As we get better at understanding the learn-to-learn domain, we can get better at supporting the learning mindsets of our learners and improving learning agility across the organization.

Available Resources.
If readers would like to take the Learning Orientation Questionnaire (LOQ), they can use the following access code: LJ230306QD to sign in as a new user at:
This limited free offer will be available for one month.

After taking the LOQ, they can find their LOQ scores, interpretations for their scores and their learn-to-learn domain, and links that offer strategies and interventions for improving learning agility at:

1 comment:
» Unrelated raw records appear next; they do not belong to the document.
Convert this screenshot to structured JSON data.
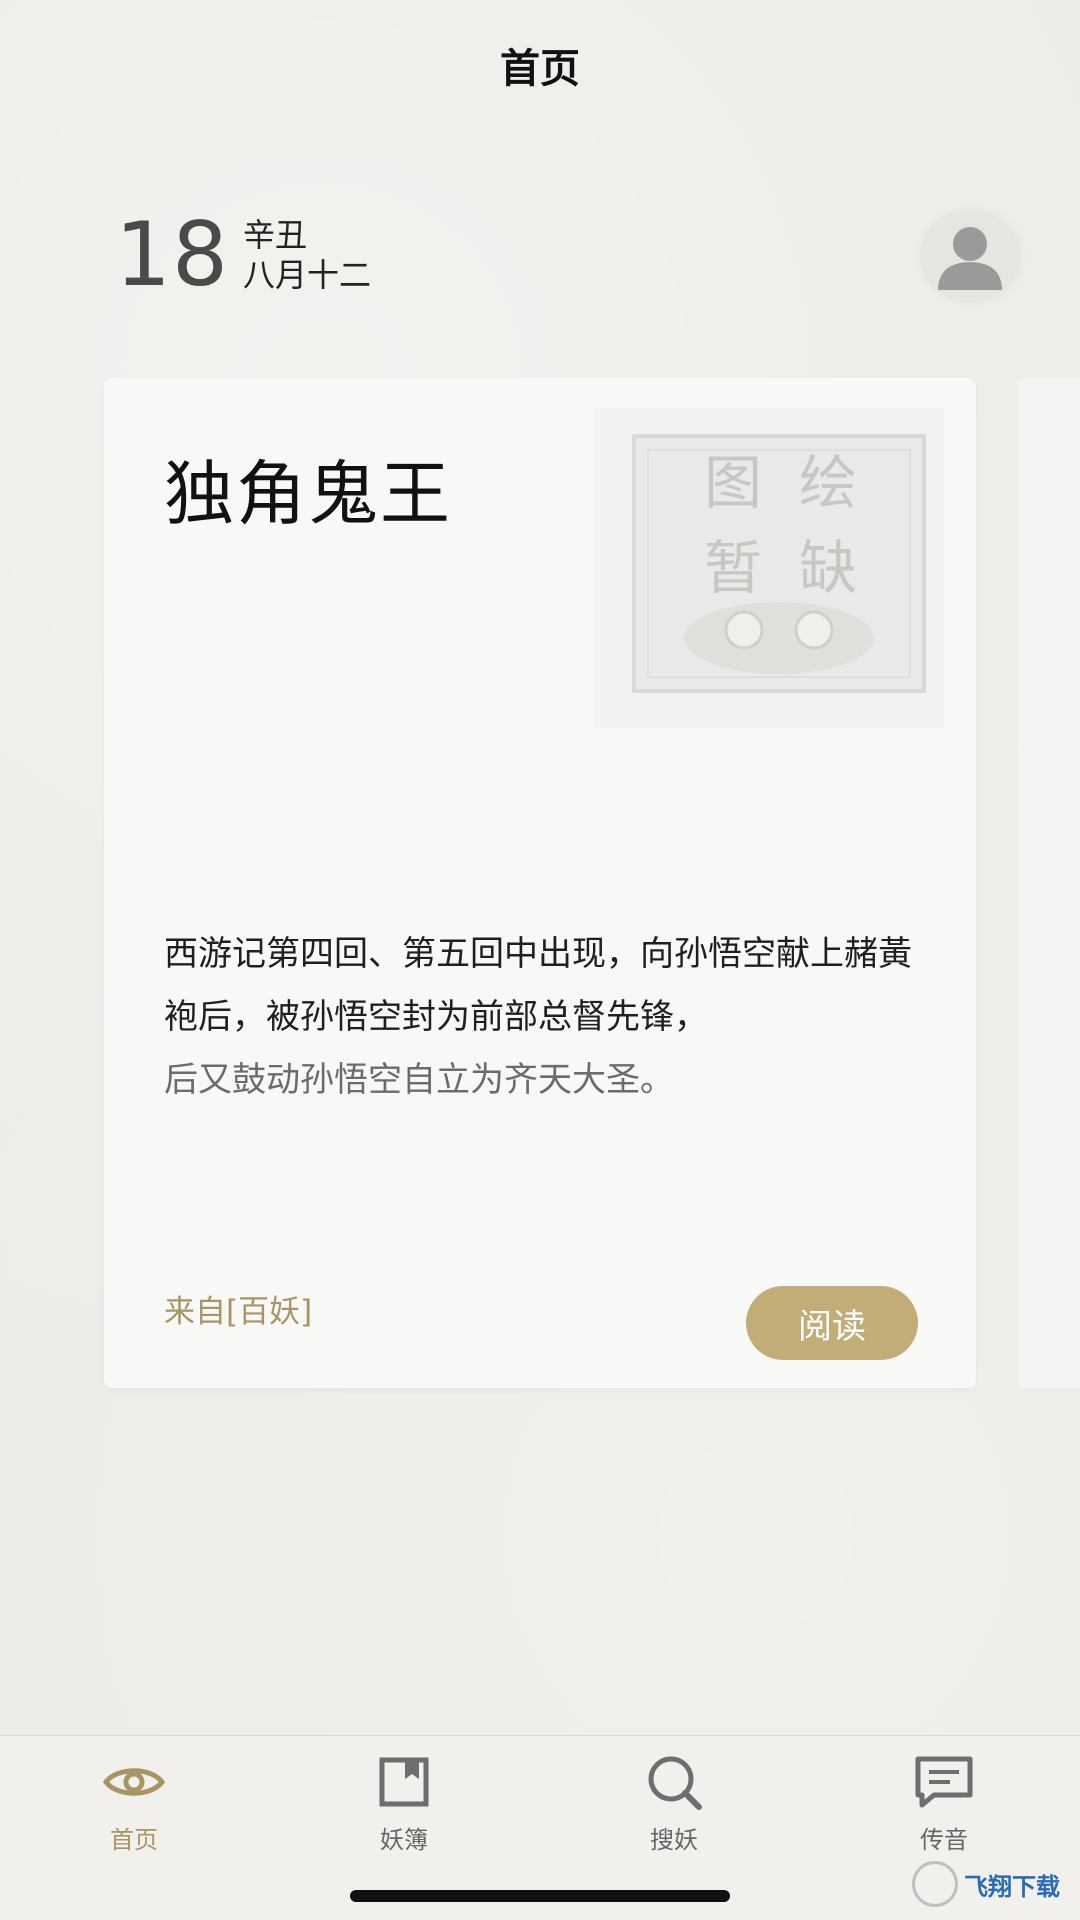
{
  "header": {
    "title": "首页"
  },
  "date": {
    "day": "18",
    "year_ganzhi": "辛丑",
    "lunar_date": "八月十二"
  },
  "card": {
    "title": "独角鬼王",
    "image_text": [
      "图",
      "绘",
      "暂",
      "缺"
    ],
    "description_main": "西游记第四回、第五回中出现，向孙悟空献上赭黃袍后，被孙悟空封为前部总督先锋，",
    "description_fade": "后又鼓动孙悟空自立为齐天大圣。",
    "source": "来自[百妖]",
    "read_label": "阅读"
  },
  "tabs": [
    {
      "label": "首页",
      "icon": "eye-icon",
      "active": true
    },
    {
      "label": "妖簿",
      "icon": "bookmark-icon",
      "active": false
    },
    {
      "label": "搜妖",
      "icon": "search-icon",
      "active": false
    },
    {
      "label": "传音",
      "icon": "message-icon",
      "active": false
    }
  ],
  "colors": {
    "accent": "#c2ad79",
    "accent_text": "#a89566",
    "background": "#ecebe7"
  },
  "watermark": {
    "text": "飞翔下载"
  }
}
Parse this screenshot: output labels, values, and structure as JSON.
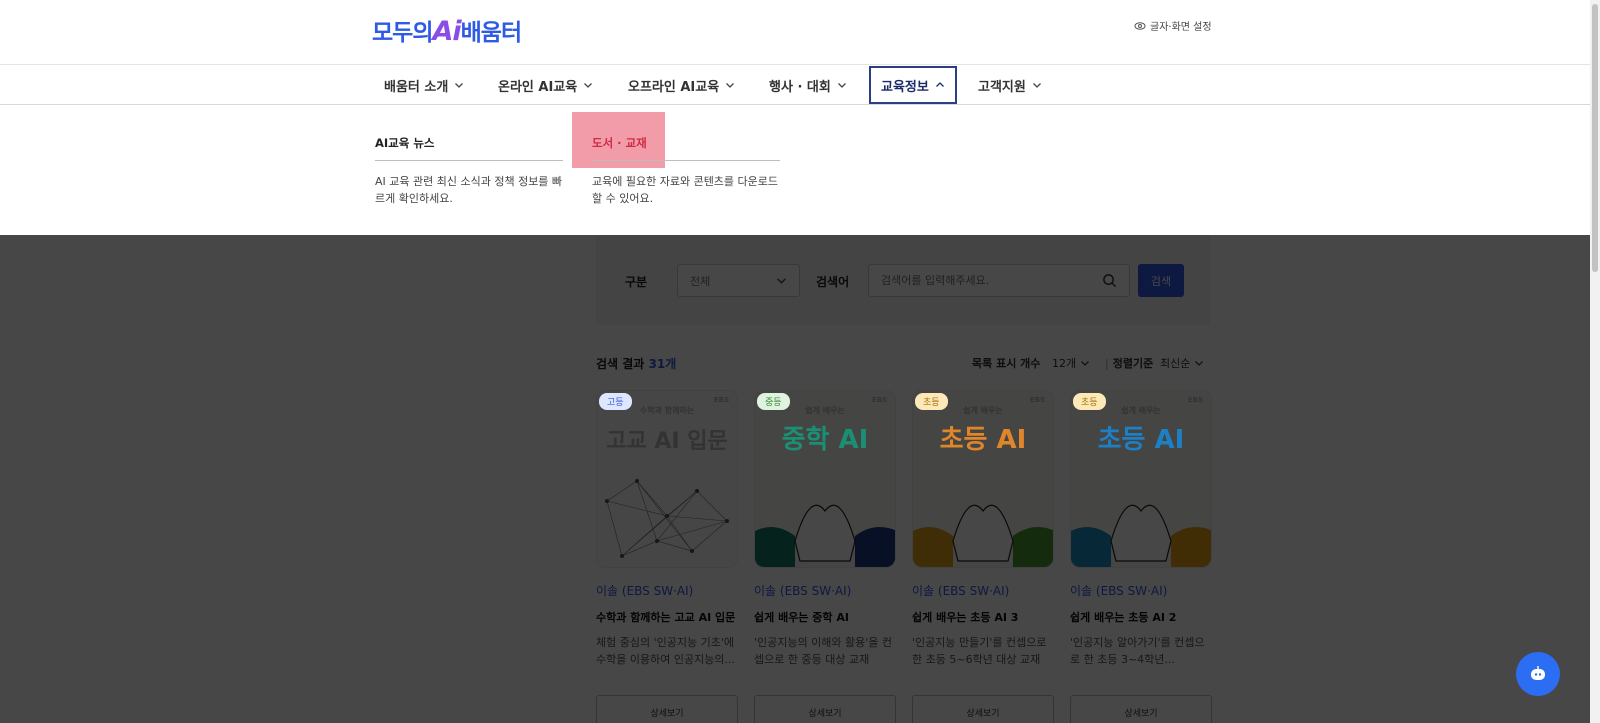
{
  "header": {
    "logo_text_1": "모두의",
    "logo_text_ai": "Ai",
    "logo_text_2": "배움터",
    "font_setting": "글자·화면 설정"
  },
  "gnb": {
    "items": [
      {
        "label": "배움터 소개"
      },
      {
        "label": "온라인 AI교육"
      },
      {
        "label": "오프라인 AI교육"
      },
      {
        "label": "행사 · 대회"
      },
      {
        "label": "교육정보"
      },
      {
        "label": "고객지원"
      }
    ]
  },
  "mega_menu": {
    "col1": {
      "title": "AI교육 뉴스",
      "desc": "AI 교육 관련 최신 소식과 정책 정보를 빠르게 확인하세요."
    },
    "col2": {
      "title": "도서 · 교재",
      "desc": "교육에 필요한 자료와 콘텐츠를 다운로드할 수 있어요."
    }
  },
  "search": {
    "category_label": "구분",
    "category_value": "전체",
    "keyword_label": "검색어",
    "keyword_placeholder": "검색어를 입력해주세요.",
    "button": "검색"
  },
  "results": {
    "title_prefix": "검색 결과",
    "count": "31개",
    "per_page_label": "목록 표시 개수",
    "per_page_value": "12개",
    "sort_label": "정렬기준",
    "sort_value": "최신순"
  },
  "books": [
    {
      "tag": "고등",
      "publisher": "EBS",
      "cover_title": "고교 AI 입문",
      "cover_top": "수학과 함께하는",
      "author": "이솔 (EBS SW·AI)",
      "name": "수학과 함께하는 고교 AI 입문",
      "desc": "체험 중심의 '인공지능 기초'에 수학을 이용하여 인공지능의...",
      "button": "상세보기"
    },
    {
      "tag": "중등",
      "publisher": "EBS",
      "cover_title": "중학 AI",
      "cover_top": "쉽게 배우는",
      "author": "이솔 (EBS SW·AI)",
      "name": "쉽게 배우는 중학 AI",
      "desc": "'인공지능의 이해와 활용'을 컨셉으로 한 중등 대상 교재",
      "button": "상세보기"
    },
    {
      "tag": "초등",
      "publisher": "EBS",
      "cover_title": "초등 AI",
      "cover_top": "쉽게 배우는",
      "author": "이솔 (EBS SW·AI)",
      "name": "쉽게 배우는 초등 AI 3",
      "desc": "'인공지능 만들기'를 컨셉으로 한 초등 5~6학년 대상 교재",
      "button": "상세보기"
    },
    {
      "tag": "초등",
      "publisher": "EBS",
      "cover_title": "초등 AI",
      "cover_top": "쉽게 배우는",
      "author": "이솔 (EBS SW·AI)",
      "name": "쉽게 배우는 초등 AI 2",
      "desc": "'인공지능 알아가기'를 컨셉으로 한 초등 3~4학년...",
      "button": "상세보기"
    }
  ],
  "colors": {
    "brand": "#2e5be6",
    "accent_ai": "#8b4de8",
    "highlight": "#f08b9a",
    "active_nav": "#2a3f86"
  },
  "icons": {
    "font_setting": "eye-icon",
    "chevron": "chevron-down-icon",
    "search": "search-icon",
    "chatbot": "chatbot-icon"
  }
}
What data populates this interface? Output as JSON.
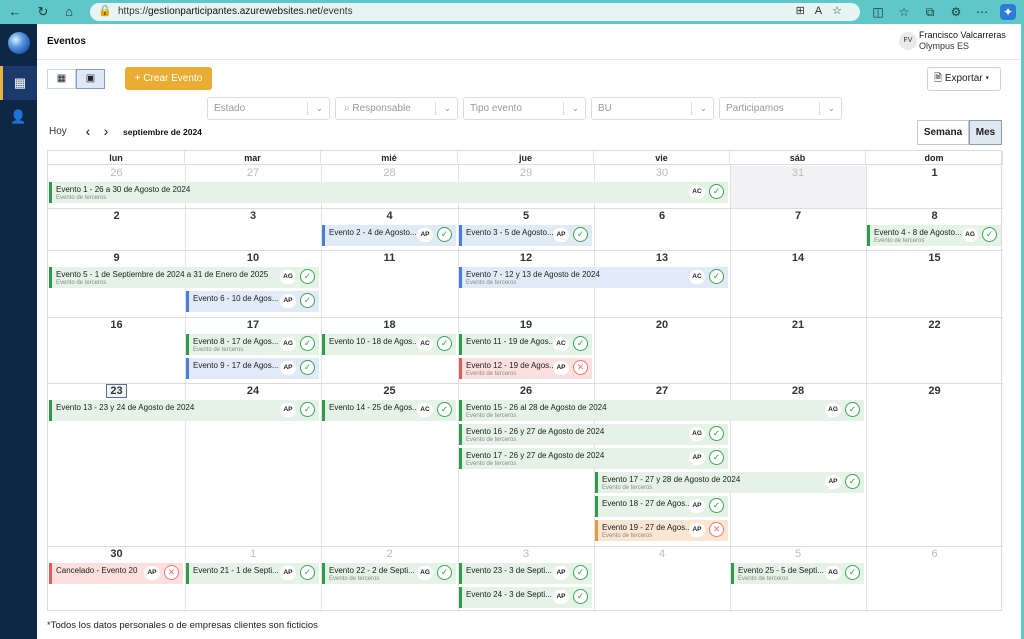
{
  "browser": {
    "url_prefix": "https://",
    "url_domain": "gestionparticipantes.azurewebsites.net",
    "url_path": "/events"
  },
  "header": {
    "title": "Eventos",
    "user_initials": "FV",
    "user_name": "Francisco Valcarreras",
    "user_org": "Olympus ES"
  },
  "toolbar": {
    "create_label": "+  Crear Evento",
    "export_label": "Exportar"
  },
  "filters": {
    "estado": "Estado",
    "responsable": "Responsable",
    "tipo": "Tipo evento",
    "bu": "BU",
    "participamos": "Participamos"
  },
  "nav": {
    "today": "Hoy",
    "month": "septiembre de 2024",
    "week_label": "Semana",
    "month_label": "Mes"
  },
  "weekdays": [
    "lun",
    "mar",
    "mié",
    "jue",
    "vie",
    "sáb",
    "dom"
  ],
  "weeks": [
    [
      "26",
      "27",
      "28",
      "29",
      "30",
      "31",
      "1"
    ],
    [
      "2",
      "3",
      "4",
      "5",
      "6",
      "7",
      "8"
    ],
    [
      "9",
      "10",
      "11",
      "12",
      "13",
      "14",
      "15"
    ],
    [
      "16",
      "17",
      "18",
      "19",
      "20",
      "21",
      "22"
    ],
    [
      "23",
      "24",
      "25",
      "26",
      "27",
      "28",
      "29"
    ],
    [
      "30",
      "1",
      "2",
      "3",
      "4",
      "5",
      "6"
    ]
  ],
  "events": [
    {
      "title": "Evento 1 - 26 a 30 de Agosto de 2024",
      "sub": "Evento de terceros",
      "badge": "AC",
      "status": "ok",
      "color": "green"
    },
    {
      "title": "Evento 2 - 4 de Agosto...",
      "sub": "",
      "badge": "AP",
      "status": "ok",
      "color": "blue"
    },
    {
      "title": "Evento 3 - 5 de Agosto...",
      "sub": "",
      "badge": "AP",
      "status": "ok",
      "color": "blue"
    },
    {
      "title": "Evento 4 - 8 de Agosto...",
      "sub": "Evento de terceros",
      "badge": "AG",
      "status": "ok",
      "color": "green"
    },
    {
      "title": "Evento 5 - 1 de Septiembre de 2024 a 31 de Enero de 2025",
      "sub": "Evento de terceros",
      "badge": "AG",
      "status": "ok",
      "color": "green"
    },
    {
      "title": "Evento 7 - 12 y 13 de Agosto de 2024",
      "sub": "Evento de terceros",
      "badge": "AC",
      "status": "ok",
      "color": "blue"
    },
    {
      "title": "Evento 6 - 10 de Agos...",
      "sub": "",
      "badge": "AP",
      "status": "ok",
      "color": "blue"
    },
    {
      "title": "Evento 8 - 17 de Agos...",
      "sub": "Evento de terceros",
      "badge": "AG",
      "status": "ok",
      "color": "green"
    },
    {
      "title": "Evento 10 - 18 de Agos...",
      "sub": "",
      "badge": "AC",
      "status": "ok",
      "color": "green"
    },
    {
      "title": "Evento 11 - 19 de Agos...",
      "sub": "",
      "badge": "AC",
      "status": "ok",
      "color": "green"
    },
    {
      "title": "Evento 9 - 17 de Agos...",
      "sub": "",
      "badge": "AP",
      "status": "ok",
      "color": "blue"
    },
    {
      "title": "Evento 12 - 19 de Agos...",
      "sub": "Evento de terceros",
      "badge": "AP",
      "status": "bad",
      "color": "red"
    },
    {
      "title": "Evento 13 - 23 y 24 de Agosto de 2024",
      "sub": "",
      "badge": "AP",
      "status": "ok",
      "color": "green"
    },
    {
      "title": "Evento 14 - 25 de Agos...",
      "sub": "",
      "badge": "AC",
      "status": "ok",
      "color": "green"
    },
    {
      "title": "Evento 15 - 26 al 28 de Agosto de 2024",
      "sub": "Evento de terceros",
      "badge": "AG",
      "status": "ok",
      "color": "green"
    },
    {
      "title": "Evento 16 - 26 y 27 de Agosto de 2024",
      "sub": "Evento de terceros",
      "badge": "AG",
      "status": "ok",
      "color": "green"
    },
    {
      "title": "Evento 17 - 26 y 27 de Agosto de 2024",
      "sub": "Evento de terceros",
      "badge": "AP",
      "status": "ok",
      "color": "green"
    },
    {
      "title": "Evento 17 - 27 y 28 de Agosto de 2024",
      "sub": "Evento de terceros",
      "badge": "AP",
      "status": "ok",
      "color": "green"
    },
    {
      "title": "Evento 18 - 27 de Agos...",
      "sub": "",
      "badge": "AP",
      "status": "ok",
      "color": "green"
    },
    {
      "title": "Evento 19 - 27 de Agos...",
      "sub": "Evento de terceros",
      "badge": "AP",
      "status": "bad",
      "color": "orange"
    },
    {
      "title": "Cancelado - Evento 20",
      "sub": "",
      "badge": "AP",
      "status": "bad",
      "color": "red"
    },
    {
      "title": "Evento 21 - 1 de Septi...",
      "sub": "",
      "badge": "AP",
      "status": "ok",
      "color": "green"
    },
    {
      "title": "Evento 22 - 2 de Septi...",
      "sub": "Evento de terceros",
      "badge": "AG",
      "status": "ok",
      "color": "green"
    },
    {
      "title": "Evento 23 - 3 de Septi...",
      "sub": "",
      "badge": "AP",
      "status": "ok",
      "color": "green"
    },
    {
      "title": "Evento 24 - 3 de Septi...",
      "sub": "",
      "badge": "AP",
      "status": "ok",
      "color": "green"
    },
    {
      "title": "Evento 25 - 5 de Septi...",
      "sub": "Evento de terceros",
      "badge": "AG",
      "status": "ok",
      "color": "green"
    }
  ],
  "footer": {
    "note": "*Todos los datos personales o de empresas clientes son ficticios"
  }
}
  1. Hello Bob & Conrad - Took the LOQ and Im a Transforming Learner. I always find self-assessments such as these very interesting and insightful (sort of window-to-my-soul-esque). In true form, I have saved all the documents/links associated to it and will use it as part of my personal learning plan objectives. Thanks for providing this to us.